• _Brief_:
Where the data below has the string "text", return the whole line.

[Entries taken from a collection]
= Beginning of Section =
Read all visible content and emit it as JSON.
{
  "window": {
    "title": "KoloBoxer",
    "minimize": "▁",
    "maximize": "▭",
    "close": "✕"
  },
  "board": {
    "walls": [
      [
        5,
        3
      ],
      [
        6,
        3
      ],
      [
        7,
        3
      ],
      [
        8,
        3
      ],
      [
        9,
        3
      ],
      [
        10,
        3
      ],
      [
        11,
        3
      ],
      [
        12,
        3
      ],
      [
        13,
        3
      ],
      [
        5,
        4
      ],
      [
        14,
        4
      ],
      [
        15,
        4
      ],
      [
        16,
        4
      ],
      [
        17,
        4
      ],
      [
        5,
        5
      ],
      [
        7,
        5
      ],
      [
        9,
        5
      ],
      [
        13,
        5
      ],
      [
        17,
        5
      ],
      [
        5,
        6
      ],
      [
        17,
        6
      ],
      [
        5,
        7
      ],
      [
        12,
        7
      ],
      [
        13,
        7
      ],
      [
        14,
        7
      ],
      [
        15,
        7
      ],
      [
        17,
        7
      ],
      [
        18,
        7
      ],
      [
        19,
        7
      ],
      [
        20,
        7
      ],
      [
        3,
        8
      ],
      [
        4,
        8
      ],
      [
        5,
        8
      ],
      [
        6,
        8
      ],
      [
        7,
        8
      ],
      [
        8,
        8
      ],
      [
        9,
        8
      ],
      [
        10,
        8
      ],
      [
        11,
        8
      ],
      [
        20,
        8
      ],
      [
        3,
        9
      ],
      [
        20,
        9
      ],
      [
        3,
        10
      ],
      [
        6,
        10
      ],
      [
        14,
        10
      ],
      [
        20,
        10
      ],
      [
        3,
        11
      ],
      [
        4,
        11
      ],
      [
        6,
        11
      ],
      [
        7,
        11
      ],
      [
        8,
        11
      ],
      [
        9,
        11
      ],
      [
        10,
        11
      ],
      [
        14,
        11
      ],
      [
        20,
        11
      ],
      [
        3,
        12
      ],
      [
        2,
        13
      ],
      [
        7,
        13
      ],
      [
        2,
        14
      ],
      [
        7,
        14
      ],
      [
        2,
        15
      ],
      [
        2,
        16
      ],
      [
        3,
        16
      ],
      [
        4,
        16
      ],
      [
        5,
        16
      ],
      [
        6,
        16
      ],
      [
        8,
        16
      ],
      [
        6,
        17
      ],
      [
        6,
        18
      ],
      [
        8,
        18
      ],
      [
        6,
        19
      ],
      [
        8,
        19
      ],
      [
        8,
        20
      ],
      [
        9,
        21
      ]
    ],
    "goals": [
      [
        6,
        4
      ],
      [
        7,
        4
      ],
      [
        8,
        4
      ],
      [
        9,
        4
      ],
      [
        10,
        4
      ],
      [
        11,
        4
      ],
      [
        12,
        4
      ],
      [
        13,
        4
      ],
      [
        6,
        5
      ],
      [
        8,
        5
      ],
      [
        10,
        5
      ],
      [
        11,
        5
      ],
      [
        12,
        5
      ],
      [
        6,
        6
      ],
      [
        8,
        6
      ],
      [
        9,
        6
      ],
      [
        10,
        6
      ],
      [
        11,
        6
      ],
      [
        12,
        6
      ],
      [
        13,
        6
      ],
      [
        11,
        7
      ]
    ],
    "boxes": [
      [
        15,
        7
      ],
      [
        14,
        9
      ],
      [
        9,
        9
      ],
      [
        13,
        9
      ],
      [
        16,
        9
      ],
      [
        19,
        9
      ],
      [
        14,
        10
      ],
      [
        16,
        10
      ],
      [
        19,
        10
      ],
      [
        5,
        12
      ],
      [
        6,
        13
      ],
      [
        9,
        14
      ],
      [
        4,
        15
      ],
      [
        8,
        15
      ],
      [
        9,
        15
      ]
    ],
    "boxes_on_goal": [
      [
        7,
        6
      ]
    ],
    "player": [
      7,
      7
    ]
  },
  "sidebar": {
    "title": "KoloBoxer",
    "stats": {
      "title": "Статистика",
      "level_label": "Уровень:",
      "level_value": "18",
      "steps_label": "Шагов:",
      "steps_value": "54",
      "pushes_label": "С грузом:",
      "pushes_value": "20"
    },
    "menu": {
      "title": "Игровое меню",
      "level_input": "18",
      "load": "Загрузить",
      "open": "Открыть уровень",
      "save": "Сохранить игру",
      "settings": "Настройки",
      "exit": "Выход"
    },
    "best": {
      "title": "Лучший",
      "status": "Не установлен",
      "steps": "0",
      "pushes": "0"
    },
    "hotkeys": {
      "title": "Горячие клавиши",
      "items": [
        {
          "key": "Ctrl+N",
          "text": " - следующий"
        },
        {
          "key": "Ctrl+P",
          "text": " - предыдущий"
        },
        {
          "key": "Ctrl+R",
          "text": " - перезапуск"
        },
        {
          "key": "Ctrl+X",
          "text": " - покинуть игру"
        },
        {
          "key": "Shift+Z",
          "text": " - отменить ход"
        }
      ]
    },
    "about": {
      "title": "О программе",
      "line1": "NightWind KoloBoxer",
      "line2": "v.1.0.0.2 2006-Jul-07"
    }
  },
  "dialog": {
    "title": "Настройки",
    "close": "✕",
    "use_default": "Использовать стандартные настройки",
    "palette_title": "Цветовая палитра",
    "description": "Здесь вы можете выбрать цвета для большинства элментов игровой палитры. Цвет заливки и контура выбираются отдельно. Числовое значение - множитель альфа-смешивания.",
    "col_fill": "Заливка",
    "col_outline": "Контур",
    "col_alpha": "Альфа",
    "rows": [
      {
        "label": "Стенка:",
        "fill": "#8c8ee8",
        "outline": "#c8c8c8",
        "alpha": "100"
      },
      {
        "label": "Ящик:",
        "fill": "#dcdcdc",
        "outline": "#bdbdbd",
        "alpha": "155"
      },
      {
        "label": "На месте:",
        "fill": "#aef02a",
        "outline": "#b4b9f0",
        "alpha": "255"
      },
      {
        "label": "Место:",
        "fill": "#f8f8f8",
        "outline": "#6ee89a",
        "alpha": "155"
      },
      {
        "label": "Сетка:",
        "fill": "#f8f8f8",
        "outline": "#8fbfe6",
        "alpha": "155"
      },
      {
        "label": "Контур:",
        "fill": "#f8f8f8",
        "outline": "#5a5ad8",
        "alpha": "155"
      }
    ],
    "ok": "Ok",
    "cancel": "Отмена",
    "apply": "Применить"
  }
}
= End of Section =
• _Answer section_:
          "text": " - следующий"
          "text": " - предыдущий"
          "text": " - перезапуск"
          "text": " - покинуть игру"
          "text": " - отменить ход"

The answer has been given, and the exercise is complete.